It comes as the company is poised to roll out new corridor trains but has been shut out of developing a separate passenger-only “High Frequency Rail” route between Quebec City and Toronto. That project has been usurped by Transport Canada, which has created a separate entity to potentially involve private investors [see “Responding to inquiries, Transport Canada adjusts ..,” News Wire, Nov. 1, 2022].
Transport Canada, as the transportation arm of Canada Prime Minister Justin Trudeau’s Liberal Party administration, also controls the passenger operator’s priorities and funding. In the mid-1980s, VIA tested borrowed Amtrak Superliners after Bombardier bought the design rights to those cars from the defunct Pullman Standard. The tests in a harsh Canadian winter were successful, but the government of Conservative Prime Minister Brian Mulroney not only passed on an investment which would have benefitted Bombardier, but slashed overall funding, precipitating VIA’s severe 1990 downsizing.

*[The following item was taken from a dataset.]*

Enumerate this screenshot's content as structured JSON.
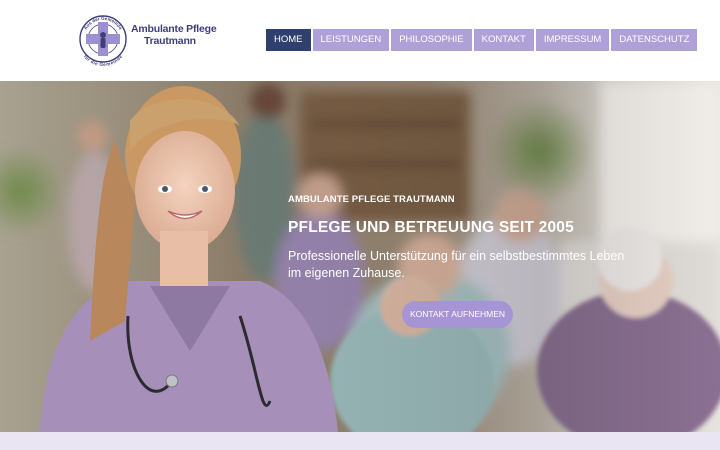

More than 30 years later as VIA again seeks to replace its aging cross-country fleet, the future of Canada’s transcontinental passenger rail system hangs in the balance. “VIA: New trains, new challenges” (March 2023 Trains Magazine) provides an in-depth look at the new Siemens trainsets and the forces impacting Canada’s passenger operator.
6 thoughts on “VIA joins Amtrak in attempting to replace aging passenger cars”
I rode the Canadian from Montreal to Vancouver in 1975. The equipment was the 1954 cars with domes. A long ride (72 hours almost exactly) but really interesting. We ran on the CP mainline along the north shore of Lake Superior. The morning of the second day, I enjoyed looking out my roomette window at lake and rocky shore (I made sure to reserve a room on that side of the train.) Great memories of that and the Rockies. The food and service was great. We arrived on time.
As for replacement equipment, the Superliners tested successfully in the Canadian climate (If I remember right, they were tested in winter.)
Amtrak and VIA should pool resources for a joint order. Some work could be done in Canada.
Your 72-hour ride would be much longer now and would mean changing trains in Toronto rather than the direct route west of Montreal. Add to that the longer headway as the train no longer runs daily. The Canadian, which I too have ridden (decades ago), has long since ceased to being a serviceable transportation option.
Canadian leaders need to demand something more from VIA in exchange for new cars. Start with this: all trains either run daily or not at all. Continue with this: two parallel routes (CNR and CPR) west of Toronto to Vancouver and two parallel routes (CNR and CPR) from Montreal to the Maritimes.
Either revert to something resembling the timetable of a generation or so ago, or shut the thing down. Read the riot act to both VIA management, and the two railroads.
If I had to redo my trips of the 1980’s when I travelled extensively in Canada, it would take a whole lot more than dome cars and sit-down dining to get me back on the train.
Staedler build some new bilevel cars for the Rockymountaineer just before covid broke out.
Can’t that platform be used for a new generation of long distance equipment in North Anerica?
Don’t know the answer to this, but VIA may have Canadian content requirements (like assemble it in Canada) just as Amtrak has with American content, so a possible joint order may have issues.
I’m pretty sure the new Venture sets built by Siemens are built in California, not Canada, so this may not be an issue with the long distance equipment either.
One reason Via passengers have less problem with the CN side tracking them is that extra time in the dome and especially the diner is so good.